Did the Boers have slaves?
Page 3 – The Boers Many of these farmers settled in the fertile lands around Cape Town and used slaves, some of whom were brought in from other Dutch territories, to work their farms. The colony was administered by the Dutch East India Company for nearly 150 years.
Is Afrikaans a dying language?
The language is also widely spoken in Namibia and, to a lesser degree, in Zimbabwe, Botswana and other surrounding countries. Some believe that Afrikaans is a dying language, however, it remains spoken all over the country and respected for its origins. … Afrikaans is heavily based on the Dutch language.
Who settled South Africa first?
Jan van RiebeeckJan van Riebeeck, who founded the first colony at Cape Town in 1652, was an official of the Dutch East India Company. The Dutch marked their permanence by building a five-pointed stone castle on the shores of the bay, a structure that continues to dominate the city centre of Cape Town.
What is the oldest language in South Africa?
N|uu languageBecause 11 official languages just simply aren’t enough You might have never heard of it, but the N|uu language is known as the oldest in South Africa.
What type of language is Afrikaans?
Germanic languagesIndo-European languagesAfrikaans/Language family
Is Flemish same as Afrikaans?
No, Flemish isn’t a language, it’s just a Dutch dialect. Afrikaans and Dutch/Flemish are kind of like Portuguese and Spanish. Actually its more like latin & spanish/italian/french. Afrikaans was formed out of dutch.
Is South Africa a British colony?
Although South Africa became a Union with its own white people government in 1910, the country was still regarded as a colony of Britain till 1961.
Is Afrikaans dead or alive?
We understand the stereotypes that have developed around the Afrikaans language. Yet, while these, as well as the fears around the language’s continued existence, continue to abound in present-day South Africa, Afrikaans as a language is alive and well. People speak it, live it, and enjoy it.
What is the youngest language in the world?
AfrikaansRich in idiom and emotion, Afrikaans was born 340 years ago in the homes of South Africa’s white Dutch, German and French settlers. Not only is it the world’s youngest national language, it is one of the smallest, with just 13 million speakers.

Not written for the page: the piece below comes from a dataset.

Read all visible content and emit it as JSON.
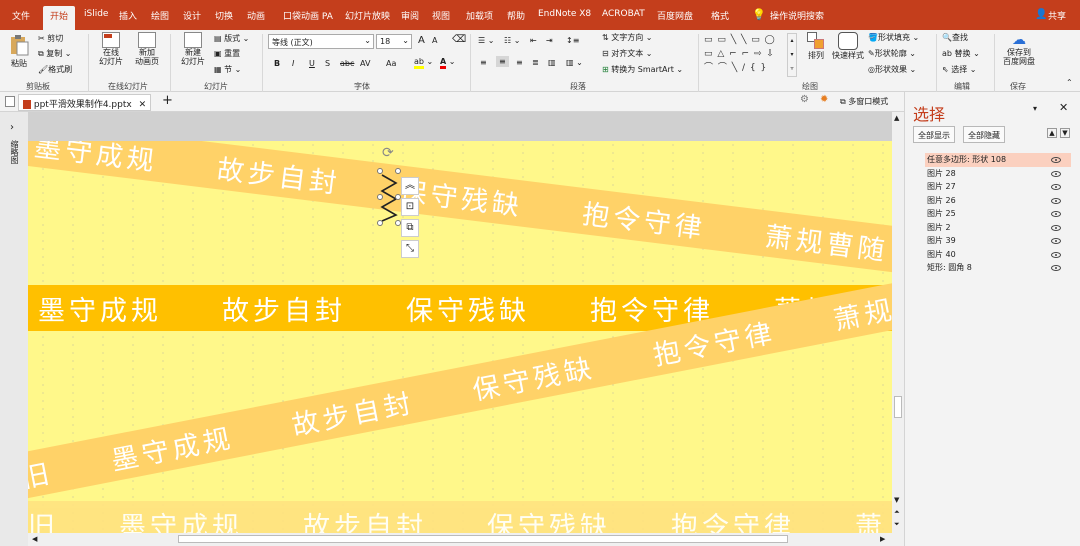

What’s the most spoken language in the world?
If you count only native speakers, Mandarin Chinese is the largest.Mandarin Chinese is the largest language in the world when counting only first language (native) speakers. … When factoring in second-, third-, and higher language speakers, English is the largest language in the world.More items…
Is South Africa 3rd world country?
Some nations have little or no natural resources, but today, they are among the first world or developed countries of the world. … So, South Africa is a third world country due to its economic status.
Is Afrikaans similar to Dutch?
As an estimated 90 to 95% of Afrikaans vocabulary is ultimately of Dutch origin, there are few lexical differences between the two languages; however, Afrikaans has a considerably more regular morphology, grammar, and spelling.